SDSS is a multi-object spectroscopic survey, meaning that it can analyze the light of multiple objects simultaneously using its spectrographs. To do that, light from multiple objects needs to be guided from the focal plane of the telescope, where it is focused, to the spectrographs that sit at the back of the telescope. This is done using optical fibers – thin cables of glass or plastic, that are very efficient at carrying light from one point to another. SDSS can obtain spectra of up to 1000 objects at a time, by using up to 1000 optical fibers. These fibers need to placed in exactly the right place so as to capture the light of each individual object for which we would like to get a spectrum for. In SDSS, this is done using aluminum plates, called plug plates.
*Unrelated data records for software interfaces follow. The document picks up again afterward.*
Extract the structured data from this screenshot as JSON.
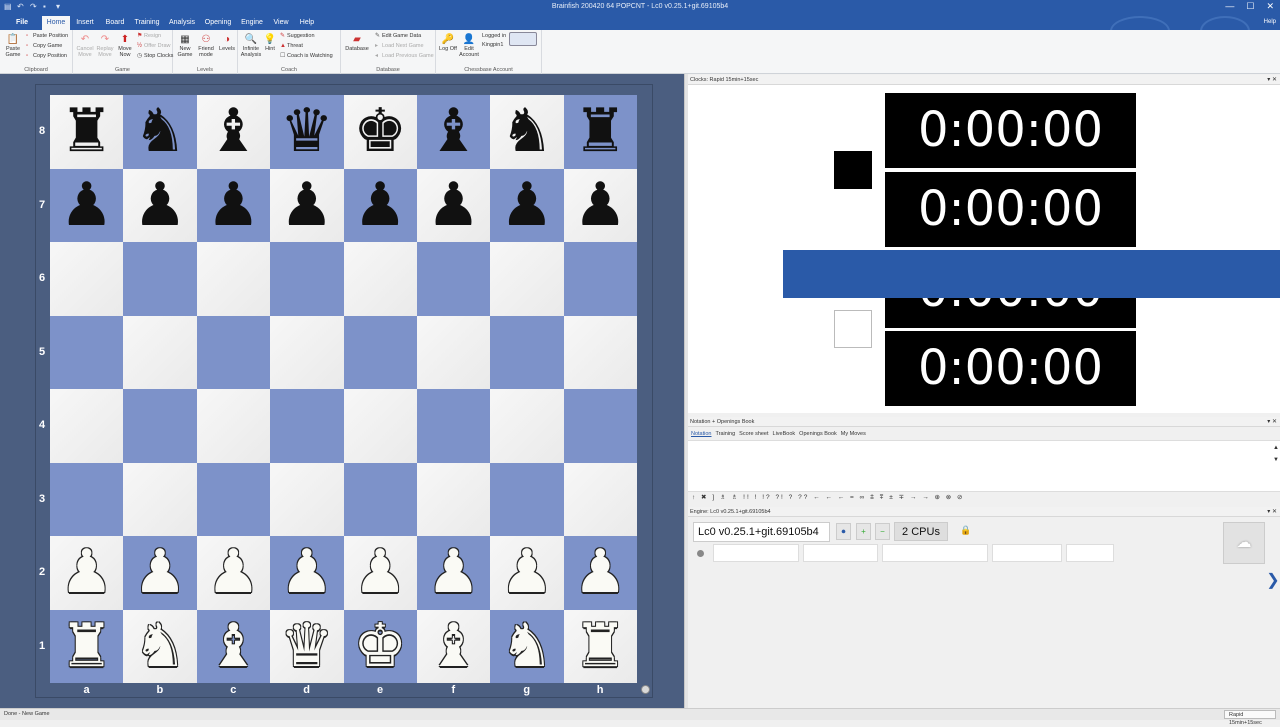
{
  "window": {
    "title": "Brainfish 200420 64 POPCNT - Lc0 v0.25.1+git.69105b4",
    "controls": [
      "—",
      "☐",
      "✕"
    ]
  },
  "menu": {
    "file": "File",
    "tabs": [
      "Home",
      "Insert",
      "Board",
      "Training",
      "Analysis",
      "Opening",
      "Engine",
      "View",
      "Help"
    ],
    "active": "Home",
    "help_right": "Help"
  },
  "ribbon": {
    "clipboard": {
      "label": "Clipboard",
      "paste_game": "Paste Game",
      "paste_position": "Paste Position",
      "copy_game": "Copy Game",
      "copy_position": "Copy Position"
    },
    "game": {
      "label": "Game",
      "cancel_move": "Cancel Move",
      "replay_move": "Replay Move",
      "move_now": "Move Now",
      "resign": "Resign",
      "offer_draw": "Offer Draw",
      "stop_clocks": "Stop Clocks"
    },
    "levels": {
      "label": "Levels",
      "new_game": "New Game",
      "friend_mode": "Friend mode",
      "levels": "Levels"
    },
    "coach": {
      "label": "Coach",
      "infinite_analysis": "Infinite Analysis",
      "hint": "Hint",
      "suggestion": "Suggestion",
      "threat": "Threat",
      "coach_is_watching": "Coach is Watching"
    },
    "database": {
      "label": "Database",
      "database": "Database",
      "edit_game_data": "Edit Game Data",
      "load_next_game": "Load Next Game",
      "load_previous_game": "Load Previous Game"
    },
    "account": {
      "label": "Chessbase Account",
      "log_off": "Log Off",
      "edit_account": "Edit Account",
      "logged_in": "Logged in",
      "user": "Kingpin1"
    }
  },
  "board": {
    "ranks": [
      "8",
      "7",
      "6",
      "5",
      "4",
      "3",
      "2",
      "1"
    ],
    "files": [
      "a",
      "b",
      "c",
      "d",
      "e",
      "f",
      "g",
      "h"
    ],
    "position": [
      [
        "r",
        "n",
        "b",
        "q",
        "k",
        "b",
        "n",
        "r"
      ],
      [
        "p",
        "p",
        "p",
        "p",
        "p",
        "p",
        "p",
        "p"
      ],
      [
        "",
        "",
        "",
        "",
        "",
        "",
        "",
        ""
      ],
      [
        "",
        "",
        "",
        "",
        "",
        "",
        "",
        ""
      ],
      [
        "",
        "",
        "",
        "",
        "",
        "",
        "",
        ""
      ],
      [
        "",
        "",
        "",
        "",
        "",
        "",
        "",
        ""
      ],
      [
        "P",
        "P",
        "P",
        "P",
        "P",
        "P",
        "P",
        "P"
      ],
      [
        "R",
        "N",
        "B",
        "Q",
        "K",
        "B",
        "N",
        "R"
      ]
    ],
    "glyphs": {
      "k": "♚",
      "q": "♛",
      "r": "♜",
      "b": "♝",
      "n": "♞",
      "p": "♟",
      "K": "♚",
      "Q": "♛",
      "R": "♜",
      "B": "♝",
      "N": "♞",
      "P": "♟"
    },
    "colors": {
      "light": "#f2f2f2",
      "dark": "#7d92c9",
      "frame": "#4b5e80"
    }
  },
  "clocks": {
    "header": "Clocks: Rapid 15min+15sec",
    "black_top": "0:00:00",
    "black_bottom": "0:00:00",
    "white_top": "0:00:00",
    "white_bottom": "0:00:00"
  },
  "notation": {
    "header": "Notation + Openings Book",
    "tabs": [
      "Notation",
      "Training",
      "Score sheet",
      "LiveBook",
      "Openings Book",
      "My Moves"
    ],
    "active_tab": "Notation",
    "symbols": "↑ ✖ ] ♗ ♗ !! ! !? ?! ? ?? ← ← ← = ∞ ⩲ ⩱ ± ∓ → → ⊕ ⊗ ⊘"
  },
  "engine": {
    "header": "Engine: Lc0 v0.25.1+git.69105b4",
    "name": "Lc0 v0.25.1+git.69105b4",
    "cpus": "2 CPUs"
  },
  "status": {
    "left": "Done - New Game",
    "right": "Rapid 15min+15sec"
  }
}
Each plate contains up to 1000 holes, drilled to be in exactly the right place so as to collect the light of the required astronomical objects. Up to date, SDSS has drilled over 10,000 plates, each covering a unique part of the sky, and each enabling the collection of spectra of hundreds of unique astronomical objects.
This video shows the process of drilling an SDSS plate:
Then, optical fibers are plugged into each of these holes, manually, by our dedicated team of observers. Each day, five to ten plates will be plugged, so that they are ready to be used for observations that night. The following video shows this process happening: